EA spokesman Jeff Brown quickly dismissed Thompson's complaints as "nonsense," pointing out that anyone with the skills to remove the blur would find that the Sims were as devoid of genitalia as Barbie or Ken. "Our position is that there is simply nothing vulgar or inappropriate about the Sims," Brown said. "There are no plans to change the game. It's a T-rated game, and the content reflects that."
But Thompson's attack on "The Sims 2" dovetailed with the uproar over Hot Coffee. On GTAGarage, in the spot where visitors could once download the "GTA" sex mod, they now found a link to a "Sims" mod that, with the right know-how, showed private parts on naked characters. The possibly offending graphics, it should be noted, were created by the modders, and were not included on the game disc.
The bottom line, modders like Aaron Molloy point out, is that game code can be changed and often there's little that can be done to stop it. The concern among people in the gaming community is how the outside world, represented by critics like Thompson and politicians like Senator Hillary Rodham Clinton, will respond.
"A little knowledge is a dangerous thing," said Dennis McCauley, whose gamepolitics.com blog has been at the forefront of the Hot Coffee affair. "People who weren't aware that games could be modded now have a slight awareness.
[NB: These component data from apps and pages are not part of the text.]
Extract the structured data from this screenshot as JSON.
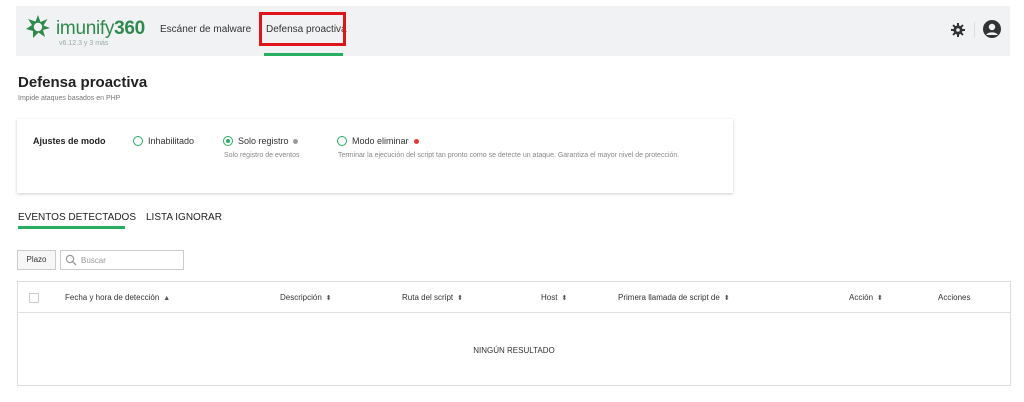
{
  "header": {
    "brand": "imunify360",
    "version": "v6.12.3 y 3 más",
    "nav": {
      "malware": "Escáner de malware",
      "proactive": "Defensa proactiva"
    },
    "icons": {
      "settings": "gear-icon",
      "user": "user-avatar-icon"
    },
    "accent_color": "#27ae60",
    "highlight_color": "#e0141b"
  },
  "page": {
    "title": "Defensa proactiva",
    "subtitle": "Impide ataques basados en PHP"
  },
  "mode_settings": {
    "label": "Ajustes de modo",
    "selected": "Solo registro",
    "options": [
      {
        "label": "Inhabilitado",
        "checked": false,
        "description": ""
      },
      {
        "label": "Solo registro",
        "checked": true,
        "description": "Solo registro de eventos",
        "dot_color": "#999999"
      },
      {
        "label": "Modo eliminar",
        "checked": false,
        "description": "Terminar la ejecución del script tan pronto como se detecte un ataque. Garantiza el mayor nivel de protección.",
        "dot_color": "#e53935"
      }
    ]
  },
  "tabs": [
    {
      "label": "EVENTOS DETECTADOS",
      "active": true
    },
    {
      "label": "LISTA IGNORAR",
      "active": false
    }
  ],
  "toolbar": {
    "period_button": "Plazo",
    "search_placeholder": "Buscar"
  },
  "table": {
    "columns": [
      {
        "label": "Fecha y hora de detección",
        "sort": "▲"
      },
      {
        "label": "Descripción",
        "sort": "⬍"
      },
      {
        "label": "Ruta del script",
        "sort": "⬍"
      },
      {
        "label": "Host",
        "sort": "⬍"
      },
      {
        "label": "Primera llamada de script de",
        "sort": "⬍"
      },
      {
        "label": "Acción",
        "sort": "⬍"
      },
      {
        "label": "Acciones",
        "sort": ""
      }
    ],
    "empty_text": "NINGÚN RESULTADO"
  }
}
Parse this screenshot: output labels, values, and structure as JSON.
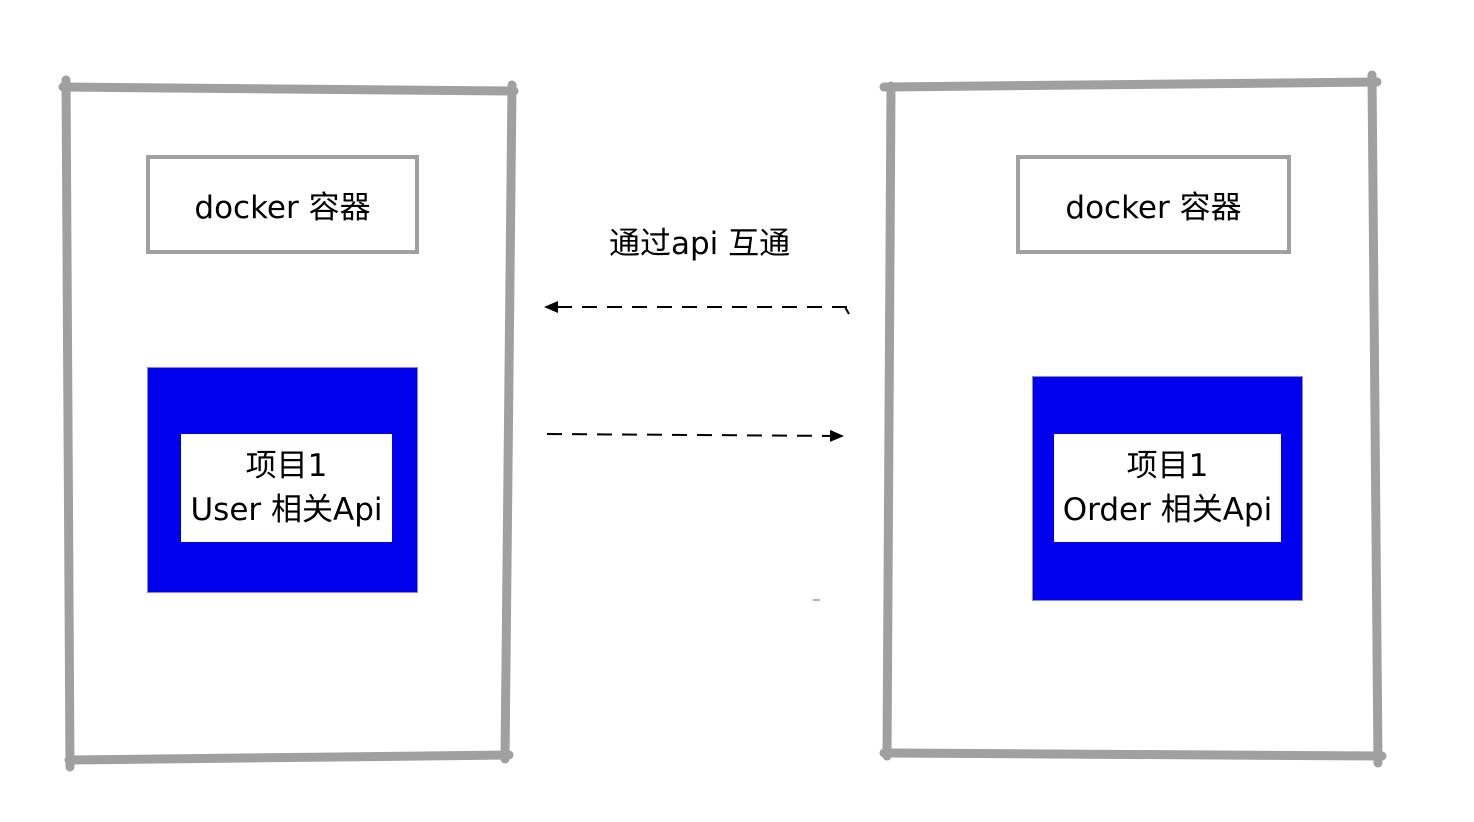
{
  "colors": {
    "container_border": "#a0a0a0",
    "project_fill": "#0000ef",
    "arrow": "#000000"
  },
  "left_container": {
    "title": "docker 容器",
    "project": {
      "line1": "项目1",
      "line2": "User 相关Api"
    }
  },
  "right_container": {
    "title": "docker 容器",
    "project": {
      "line1": "项目1",
      "line2": "Order 相关Api"
    }
  },
  "connection": {
    "label": "通过api 互通",
    "arrows": [
      "right-to-left",
      "left-to-right"
    ],
    "style": "dashed"
  }
}
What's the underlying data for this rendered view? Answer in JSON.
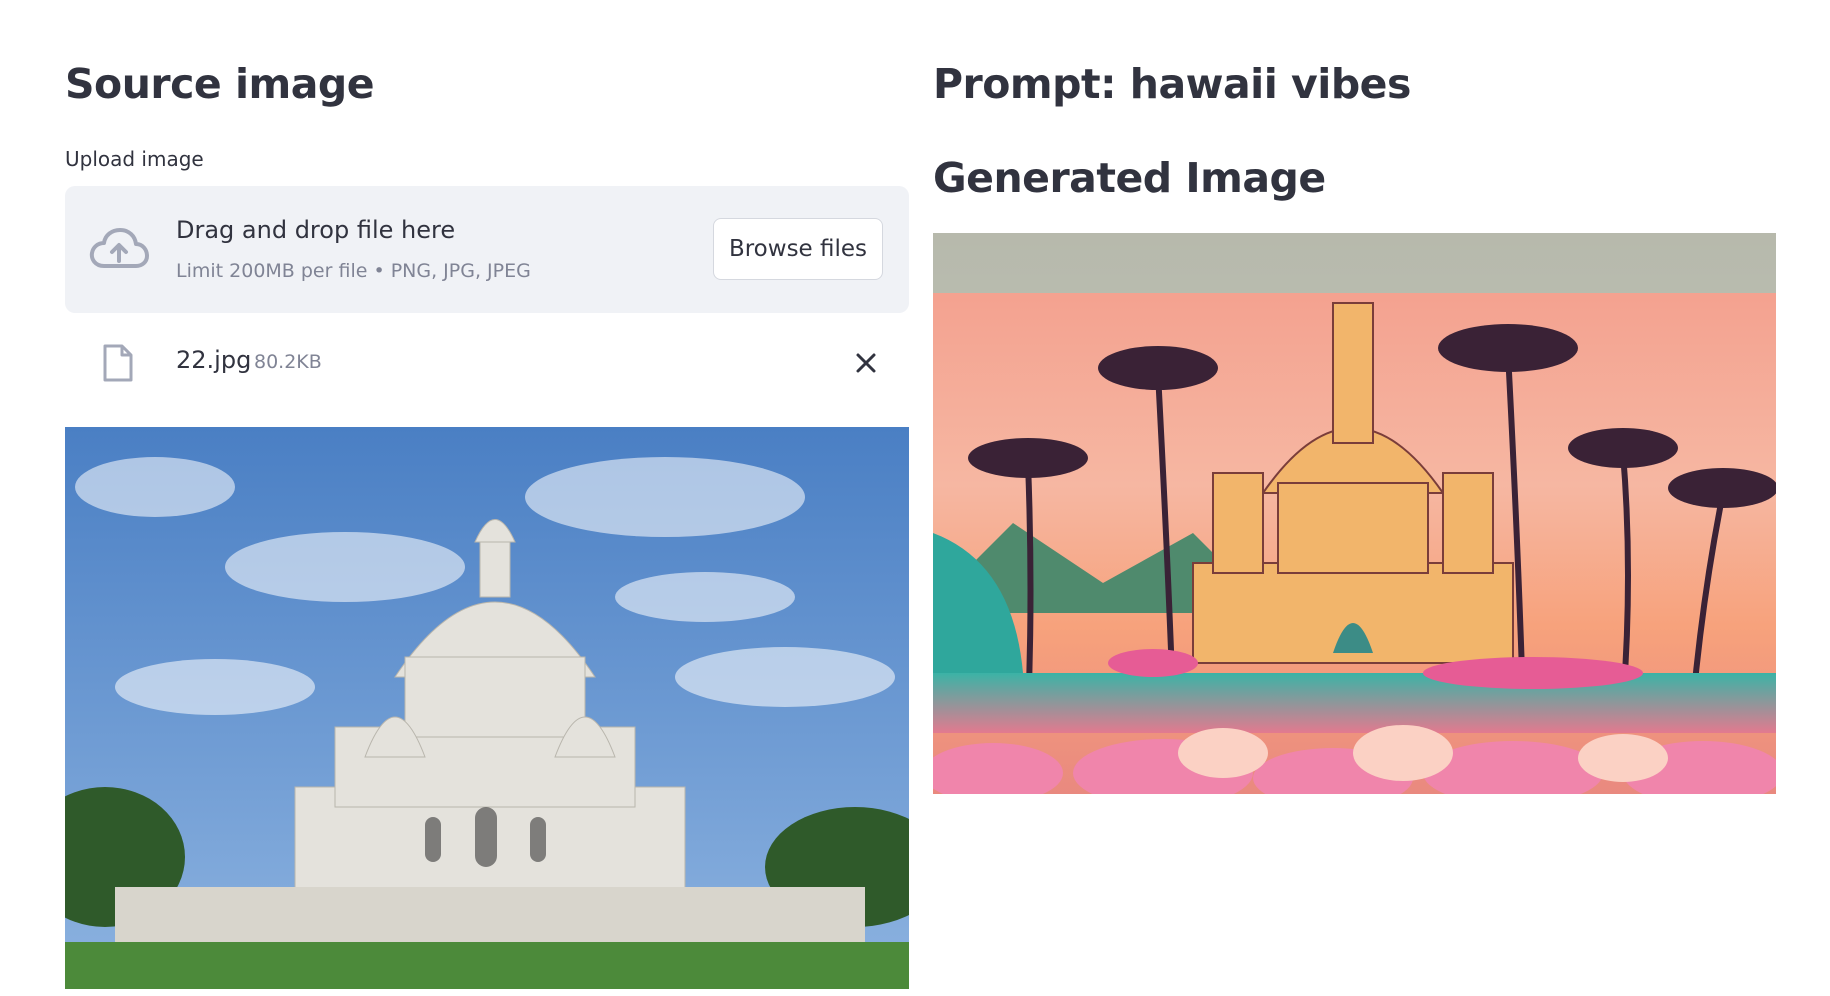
{
  "left": {
    "heading": "Source image",
    "upload_label": "Upload image",
    "dropzone": {
      "title": "Drag and drop file here",
      "subtitle": "Limit 200MB per file • PNG, JPG, JPEG",
      "browse_label": "Browse files",
      "icon": "cloud-upload-icon"
    },
    "file": {
      "name": "22.jpg",
      "size": "80.2KB",
      "icon": "file-icon",
      "remove_icon": "close-icon"
    }
  },
  "right": {
    "prompt_heading": "Prompt: hawaii vibes",
    "generated_heading": "Generated Image"
  },
  "colors": {
    "text": "#31333f",
    "muted": "#808495",
    "dropzone_bg": "#f0f2f6",
    "icon": "#a3a8b8"
  }
}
I think they'll tend to fear it."
That's why the heat has come down on the modders. "I'm not suggesting that we have to go to war with the mod community," said Vance. In fact, she has suggested a remedy.
Video games that can be connected to the Internet already include an advisory noting that the "game experience may change during online play." This warning prepares parents for the fact that the teen-rated game they bought may not be as kid-safe when it's hooked up to the Net and open to the behavior of connected players. Vance proposes that a similar warning be applied to games that can be modded. "We've got to get to the point where we can say to consumers that you bought a game and that something might change if you're downloading online mods." A warning label, she said, might do the trick.
Calling Vance's proposal an "interesting idea," EA's Brown said, "We're strong supporters of the ESRB, so if they recommended it, we'd do it." But he also pointed out that it does raise questions about how games are treated. "Let me ask you this: Does Raggedy Ann come with an advisory that the doll is susceptible to inappropriate play by naughty people?"
Though he still disagrees with the ESRB over a great many things, Illspirit also liked Vance's suggestion. "I, for one, would be happy to see such a label," he said. "In fact, if we had this label already, we probably wouldn't be having this discussion now."